### Work item
What is needed is an exact copy of all the records.

---- Provided records

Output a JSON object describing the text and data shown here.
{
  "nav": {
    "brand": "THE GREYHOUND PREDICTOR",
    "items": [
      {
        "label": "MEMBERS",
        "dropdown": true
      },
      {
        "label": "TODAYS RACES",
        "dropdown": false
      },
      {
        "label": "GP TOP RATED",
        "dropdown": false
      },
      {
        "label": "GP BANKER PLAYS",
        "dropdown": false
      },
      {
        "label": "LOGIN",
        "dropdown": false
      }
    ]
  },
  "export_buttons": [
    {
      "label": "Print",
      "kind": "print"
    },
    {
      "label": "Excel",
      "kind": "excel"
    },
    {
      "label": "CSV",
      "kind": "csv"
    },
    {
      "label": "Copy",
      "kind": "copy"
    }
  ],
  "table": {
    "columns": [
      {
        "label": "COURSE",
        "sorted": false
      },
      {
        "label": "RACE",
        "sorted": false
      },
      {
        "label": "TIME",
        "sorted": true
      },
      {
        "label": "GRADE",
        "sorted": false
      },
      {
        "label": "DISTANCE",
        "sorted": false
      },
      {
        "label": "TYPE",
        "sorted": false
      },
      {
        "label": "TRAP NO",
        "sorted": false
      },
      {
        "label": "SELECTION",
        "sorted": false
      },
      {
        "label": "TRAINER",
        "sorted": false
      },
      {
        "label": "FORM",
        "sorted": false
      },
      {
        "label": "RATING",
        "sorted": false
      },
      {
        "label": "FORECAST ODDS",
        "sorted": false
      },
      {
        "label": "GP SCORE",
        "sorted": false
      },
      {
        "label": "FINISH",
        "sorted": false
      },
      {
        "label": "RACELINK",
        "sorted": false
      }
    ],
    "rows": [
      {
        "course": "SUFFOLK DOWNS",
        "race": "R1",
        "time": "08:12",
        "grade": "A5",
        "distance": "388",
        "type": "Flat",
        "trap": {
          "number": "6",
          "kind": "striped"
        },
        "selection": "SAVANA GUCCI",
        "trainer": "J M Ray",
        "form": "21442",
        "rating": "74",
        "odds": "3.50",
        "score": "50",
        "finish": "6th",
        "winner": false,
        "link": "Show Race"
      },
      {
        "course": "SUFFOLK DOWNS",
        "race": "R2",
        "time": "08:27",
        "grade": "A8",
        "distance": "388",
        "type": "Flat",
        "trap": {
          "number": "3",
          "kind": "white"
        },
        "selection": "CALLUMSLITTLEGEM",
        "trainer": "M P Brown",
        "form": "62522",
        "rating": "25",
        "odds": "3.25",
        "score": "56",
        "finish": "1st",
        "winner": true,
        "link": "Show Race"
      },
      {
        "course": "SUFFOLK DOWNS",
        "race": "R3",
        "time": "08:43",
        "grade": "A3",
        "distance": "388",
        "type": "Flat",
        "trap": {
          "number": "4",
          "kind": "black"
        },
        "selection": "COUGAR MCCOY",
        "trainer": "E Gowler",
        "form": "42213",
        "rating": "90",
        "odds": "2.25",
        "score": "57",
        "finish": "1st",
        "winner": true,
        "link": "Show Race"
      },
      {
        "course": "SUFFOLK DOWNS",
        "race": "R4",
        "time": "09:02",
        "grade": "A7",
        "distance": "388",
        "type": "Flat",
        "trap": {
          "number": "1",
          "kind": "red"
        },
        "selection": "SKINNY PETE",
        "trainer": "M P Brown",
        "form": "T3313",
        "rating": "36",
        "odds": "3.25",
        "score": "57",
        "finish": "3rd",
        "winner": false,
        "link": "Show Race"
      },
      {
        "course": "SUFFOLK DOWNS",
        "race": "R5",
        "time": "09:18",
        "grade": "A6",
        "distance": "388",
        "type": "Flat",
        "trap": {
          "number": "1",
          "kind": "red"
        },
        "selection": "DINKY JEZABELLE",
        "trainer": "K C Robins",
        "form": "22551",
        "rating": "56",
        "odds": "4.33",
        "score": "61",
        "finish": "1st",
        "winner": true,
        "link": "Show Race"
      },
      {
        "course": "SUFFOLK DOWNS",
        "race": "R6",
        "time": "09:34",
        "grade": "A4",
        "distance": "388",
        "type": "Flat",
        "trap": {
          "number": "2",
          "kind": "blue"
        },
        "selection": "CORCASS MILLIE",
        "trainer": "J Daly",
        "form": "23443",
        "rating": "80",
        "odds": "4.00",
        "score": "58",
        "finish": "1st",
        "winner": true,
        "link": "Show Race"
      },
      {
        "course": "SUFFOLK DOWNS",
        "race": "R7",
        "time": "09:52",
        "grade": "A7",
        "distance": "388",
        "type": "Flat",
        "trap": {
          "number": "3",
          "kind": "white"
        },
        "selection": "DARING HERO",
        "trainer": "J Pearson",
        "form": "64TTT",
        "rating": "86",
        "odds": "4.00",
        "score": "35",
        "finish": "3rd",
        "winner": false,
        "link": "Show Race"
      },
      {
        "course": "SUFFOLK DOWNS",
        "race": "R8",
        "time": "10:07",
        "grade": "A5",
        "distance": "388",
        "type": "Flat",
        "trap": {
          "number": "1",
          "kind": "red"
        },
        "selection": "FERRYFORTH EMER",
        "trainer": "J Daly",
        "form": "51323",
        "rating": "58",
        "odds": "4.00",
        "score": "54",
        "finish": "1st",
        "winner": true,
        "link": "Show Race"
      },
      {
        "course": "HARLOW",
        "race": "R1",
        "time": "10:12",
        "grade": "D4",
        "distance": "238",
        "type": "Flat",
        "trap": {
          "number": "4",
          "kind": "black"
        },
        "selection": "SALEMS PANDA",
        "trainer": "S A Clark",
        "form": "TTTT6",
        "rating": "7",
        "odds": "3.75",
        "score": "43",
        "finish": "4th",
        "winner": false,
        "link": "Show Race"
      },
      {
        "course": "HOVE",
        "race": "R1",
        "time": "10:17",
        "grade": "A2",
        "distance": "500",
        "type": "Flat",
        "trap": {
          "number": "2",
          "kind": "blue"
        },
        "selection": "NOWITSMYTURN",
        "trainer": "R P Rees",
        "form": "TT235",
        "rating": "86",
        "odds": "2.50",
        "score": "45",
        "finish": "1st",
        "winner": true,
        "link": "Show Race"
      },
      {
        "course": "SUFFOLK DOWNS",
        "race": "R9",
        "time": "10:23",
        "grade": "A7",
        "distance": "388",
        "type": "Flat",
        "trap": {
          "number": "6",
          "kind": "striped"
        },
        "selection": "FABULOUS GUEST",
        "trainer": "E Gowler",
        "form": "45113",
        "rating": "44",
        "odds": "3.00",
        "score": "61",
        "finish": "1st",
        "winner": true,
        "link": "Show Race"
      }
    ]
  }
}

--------

### Written reply
Output a JSON object describing the text and data shown here.
{
  "nav": {
    "brand": "THE GREYHOUND PREDICTOR",
    "items": [
      {
        "label": "MEMBERS",
        "dropdown": true
      },
      {
        "label": "TODAYS RACES",
        "dropdown": false
      },
      {
        "label": "GP TOP RATED",
        "dropdown": false
      },
      {
        "label": "GP BANKER PLAYS",
        "dropdown": false
      },
      {
        "label": "LOGIN",
        "dropdown": false
      }
    ]
  },
  "export_buttons": [
    {
      "label": "Print",
      "kind": "print"
    },
    {
      "label": "Excel",
      "kind": "excel"
    },
    {
      "label": "CSV",
      "kind": "csv"
    },
    {
      "label": "Copy",
      "kind": "copy"
    }
  ],
  "table": {
    "columns": [
      {
        "label": "COURSE",
        "sorted": false
      },
      {
        "label": "RACE",
        "sorted": false
      },
      {
        "label": "TIME",
        "sorted": true
      },
      {
        "label": "GRADE",
        "sorted": false
      },
      {
        "label": "DISTANCE",
        "sorted": false
      },
      {
        "label": "TYPE",
        "sorted": false
      },
      {
        "label": "TRAP NO",
        "sorted": false
      },
      {
        "label": "SELECTION",
        "sorted": false
      },
      {
        "label": "TRAINER",
        "sorted": false
      },
      {
        "label": "FORM",
        "sorted": false
      },
      {
        "label": "RATING",
        "sorted": false
      },
      {
        "label": "FORECAST ODDS",
        "sorted": false
      },
      {
        "label": "GP SCORE",
        "sorted": false
      },
      {
        "label": "FINISH",
        "sorted": false
      },
      {
        "label": "RACELINK",
        "sorted": false
      }
    ],
    "rows": [
      {
        "course": "SUFFOLK DOWNS",
        "race": "R1",
        "time": "08:12",
        "grade": "A5",
        "distance": "388",
        "type": "Flat",
        "trap": {
          "number": "6",
          "kind": "striped"
        },
        "selection": "SAVANA GUCCI",
        "trainer": "J M Ray",
        "form": "21442",
        "rating": "74",
        "odds": "3.50",
        "score": "50",
        "finish": "6th",
        "winner": false,
        "link": "Show Race"
      },
      {
        "course": "SUFFOLK DOWNS",
        "race": "R2",
        "time": "08:27",
        "grade": "A8",
        "distance": "388",
        "type": "Flat",
        "trap": {
          "number": "3",
          "kind": "white"
        },
        "selection": "CALLUMSLITTLEGEM",
        "trainer": "M P Brown",
        "form": "62522",
        "rating": "25",
        "odds": "3.25",
        "score": "56",
        "finish": "1st",
        "winner": true,
        "link": "Show Race"
      },
      {
        "course": "SUFFOLK DOWNS",
        "race": "R3",
        "time": "08:43",
        "grade": "A3",
        "distance": "388",
        "type": "Flat",
        "trap": {
          "number": "4",
          "kind": "black"
        },
        "selection": "COUGAR MCCOY",
        "trainer": "E Gowler",
        "form": "42213",
        "rating": "90",
        "odds": "2.25",
        "score": "57",
        "finish": "1st",
        "winner": true,
        "link": "Show Race"
      },
      {
        "course": "SUFFOLK DOWNS",
        "race": "R4",
        "time": "09:02",
        "grade": "A7",
        "distance": "388",
        "type": "Flat",
        "trap": {
          "number": "1",
          "kind": "red"
        },
        "selection": "SKINNY PETE",
        "trainer": "M P Brown",
        "form": "T3313",
        "rating": "36",
        "odds": "3.25",
        "score": "57",
        "finish": "3rd",
        "winner": false,
        "link": "Show Race"
      },
      {
        "course": "SUFFOLK DOWNS",
        "race": "R5",
        "time": "09:18",
        "grade": "A6",
        "distance": "388",
        "type": "Flat",
        "trap": {
          "number": "1",
          "kind": "red"
        },
        "selection": "DINKY JEZABELLE",
        "trainer": "K C Robins",
        "form": "22551",
        "rating": "56",
        "odds": "4.33",
        "score": "61",
        "finish": "1st",
        "winner": true,
        "link": "Show Race"
      },
      {
        "course": "SUFFOLK DOWNS",
        "race": "R6",
        "time": "09:34",
        "grade": "A4",
        "distance": "388",
        "type": "Flat",
        "trap": {
          "number": "2",
          "kind": "blue"
        },
        "selection": "CORCASS MILLIE",
        "trainer": "J Daly",
        "form": "23443",
        "rating": "80",
        "odds": "4.00",
        "score": "58",
        "finish": "1st",
        "winner": true,
        "link": "Show Race"
      },
      {
        "course": "SUFFOLK DOWNS",
        "race": "R7",
        "time": "09:52",
        "grade": "A7",
        "distance": "388",
        "type": "Flat",
        "trap": {
          "number": "3",
          "kind": "white"
        },
        "selection": "DARING HERO",
        "trainer": "J Pearson",
        "form": "64TTT",
        "rating": "86",
        "odds": "4.00",
        "score": "35",
        "finish": "3rd",
        "winner": false,
        "link": "Show Race"
      },
      {
        "course": "SUFFOLK DOWNS",
        "race": "R8",
        "time": "10:07",
        "grade": "A5",
        "distance": "388",
        "type": "Flat",
        "trap": {
          "number": "1",
          "kind": "red"
        },
        "selection": "FERRYFORTH EMER",
        "trainer": "J Daly",
        "form": "51323",
        "rating": "58",
        "odds": "4.00",
        "score": "54",
        "finish": "1st",
        "winner": true,
        "link": "Show Race"
      },
      {
        "course": "HARLOW",
        "race": "R1",
        "time": "10:12",
        "grade": "D4",
        "distance": "238",
        "type": "Flat",
        "trap": {
          "number": "4",
          "kind": "black"
        },
        "selection": "SALEMS PANDA",
        "trainer": "S A Clark",
        "form": "TTTT6",
        "rating": "7",
        "odds": "3.75",
        "score": "43",
        "finish": "4th",
        "winner": false,
        "link": "Show Race"
      },
      {
        "course": "HOVE",
        "race": "R1",
        "time": "10:17",
        "grade": "A2",
        "distance": "500",
        "type": "Flat",
        "trap": {
          "number": "2",
          "kind": "blue"
        },
        "selection": "NOWITSMYTURN",
        "trainer": "R P Rees",
        "form": "TT235",
        "rating": "86",
        "odds": "2.50",
        "score": "45",
        "finish": "1st",
        "winner": true,
        "link": "Show Race"
      },
      {
        "course": "SUFFOLK DOWNS",
        "race": "R9",
        "time": "10:23",
        "grade": "A7",
        "distance": "388",
        "type": "Flat",
        "trap": {
          "number": "6",
          "kind": "striped"
        },
        "selection": "FABULOUS GUEST",
        "trainer": "E Gowler",
        "form": "45113",
        "rating": "44",
        "odds": "3.00",
        "score": "61",
        "finish": "1st",
        "winner": true,
        "link": "Show Race"
      }
    ]
  }
}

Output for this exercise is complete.